* **What you have to do**: Each record must be output exactly and in full.

* **Exercise input**:
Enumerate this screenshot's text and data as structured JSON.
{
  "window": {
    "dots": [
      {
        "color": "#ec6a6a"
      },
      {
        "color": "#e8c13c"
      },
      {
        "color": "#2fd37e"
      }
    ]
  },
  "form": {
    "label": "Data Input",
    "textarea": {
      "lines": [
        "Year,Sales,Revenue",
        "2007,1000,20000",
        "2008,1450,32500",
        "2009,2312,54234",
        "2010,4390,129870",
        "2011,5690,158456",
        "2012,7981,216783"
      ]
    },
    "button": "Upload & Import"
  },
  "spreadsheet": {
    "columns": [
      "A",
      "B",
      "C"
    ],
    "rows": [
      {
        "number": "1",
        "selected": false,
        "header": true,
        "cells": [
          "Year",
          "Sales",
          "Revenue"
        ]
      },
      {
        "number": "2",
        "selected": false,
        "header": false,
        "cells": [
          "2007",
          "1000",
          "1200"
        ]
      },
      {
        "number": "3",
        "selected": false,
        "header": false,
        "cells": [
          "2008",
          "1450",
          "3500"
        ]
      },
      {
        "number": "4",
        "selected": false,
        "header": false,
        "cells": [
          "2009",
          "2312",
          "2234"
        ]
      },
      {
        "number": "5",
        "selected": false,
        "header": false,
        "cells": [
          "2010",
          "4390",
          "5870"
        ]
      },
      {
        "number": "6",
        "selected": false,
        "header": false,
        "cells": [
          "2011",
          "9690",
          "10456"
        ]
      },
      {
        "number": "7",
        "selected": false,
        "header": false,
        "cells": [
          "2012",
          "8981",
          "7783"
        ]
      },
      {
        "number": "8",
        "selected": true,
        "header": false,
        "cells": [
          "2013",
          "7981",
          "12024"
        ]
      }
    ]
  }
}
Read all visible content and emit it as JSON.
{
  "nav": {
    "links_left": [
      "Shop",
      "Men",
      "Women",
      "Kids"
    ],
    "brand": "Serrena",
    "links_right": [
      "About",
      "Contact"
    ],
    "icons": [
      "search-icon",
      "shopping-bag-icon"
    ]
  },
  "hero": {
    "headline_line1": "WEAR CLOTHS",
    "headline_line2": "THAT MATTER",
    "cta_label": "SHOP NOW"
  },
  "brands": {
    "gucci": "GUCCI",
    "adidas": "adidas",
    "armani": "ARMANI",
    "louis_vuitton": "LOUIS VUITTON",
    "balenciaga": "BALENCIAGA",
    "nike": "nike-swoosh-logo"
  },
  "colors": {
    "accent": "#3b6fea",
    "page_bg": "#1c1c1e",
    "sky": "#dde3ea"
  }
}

* **Exercise response**:
Enumerate this screenshot's text and data as structured JSON.
{
  "window": {
    "dots": [
      {
        "color": "#ec6a6a"
      },
      {
        "color": "#e8c13c"
      },
      {
        "color": "#2fd37e"
      }
    ]
  },
  "form": {
    "label": "Data Input",
    "textarea": {
      "lines": [
        "Year,Sales,Revenue",
        "2007,1000,20000",
        "2008,1450,32500",
        "2009,2312,54234",
        "2010,4390,129870",
        "2011,5690,158456",
        "2012,7981,216783"
      ]
    },
    "button": "Upload & Import"
  },
  "spreadsheet": {
    "columns": [
      "A",
      "B",
      "C"
    ],
    "rows": [
      {
        "number": "1",
        "selected": false,
        "header": true,
        "cells": [
          "Year",
          "Sales",
          "Revenue"
        ]
      },
      {
        "number": "2",
        "selected": false,
        "header": false,
        "cells": [
          "2007",
          "1000",
          "1200"
        ]
      },
      {
        "number": "3",
        "selected": false,
        "header": false,
        "cells": [
          "2008",
          "1450",
          "3500"
        ]
      },
      {
        "number": "4",
        "selected": false,
        "header": false,
        "cells": [
          "2009",
          "2312",
          "2234"
        ]
      },
      {
        "number": "5",
        "selected": false,
        "header": false,
        "cells": [
          "2010",
          "4390",
          "5870"
        ]
      },
      {
        "number": "6",
        "selected": false,
        "header": false,
        "cells": [
          "2011",
          "9690",
          "10456"
        ]
      },
      {
        "number": "7",
        "selected": false,
        "header": false,
        "cells": [
          "2012",
          "8981",
          "7783"
        ]
      },
      {
        "number": "8",
        "selected": true,
        "header": false,
        "cells": [
          "2013",
          "7981",
          "12024"
        ]
      }
    ]
  }
}
Read all visible content and emit it as JSON.
{
  "nav": {
    "links_left": [
      "Shop",
      "Men",
      "Women",
      "Kids"
    ],
    "brand": "Serrena",
    "links_right": [
      "About",
      "Contact"
    ],
    "icons": [
      "search-icon",
      "shopping-bag-icon"
    ]
  },
  "hero": {
    "headline_line1": "WEAR CLOTHS",
    "headline_line2": "THAT MATTER",
    "cta_label": "SHOP NOW"
  },
  "brands": {
    "gucci": "GUCCI",
    "adidas": "adidas",
    "armani": "ARMANI",
    "louis_vuitton": "LOUIS VUITTON",
    "balenciaga": "BALENCIAGA",
    "nike": "nike-swoosh-logo"
  },
  "colors": {
    "accent": "#3b6fea",
    "page_bg": "#1c1c1e",
    "sky": "#dde3ea"
  }
}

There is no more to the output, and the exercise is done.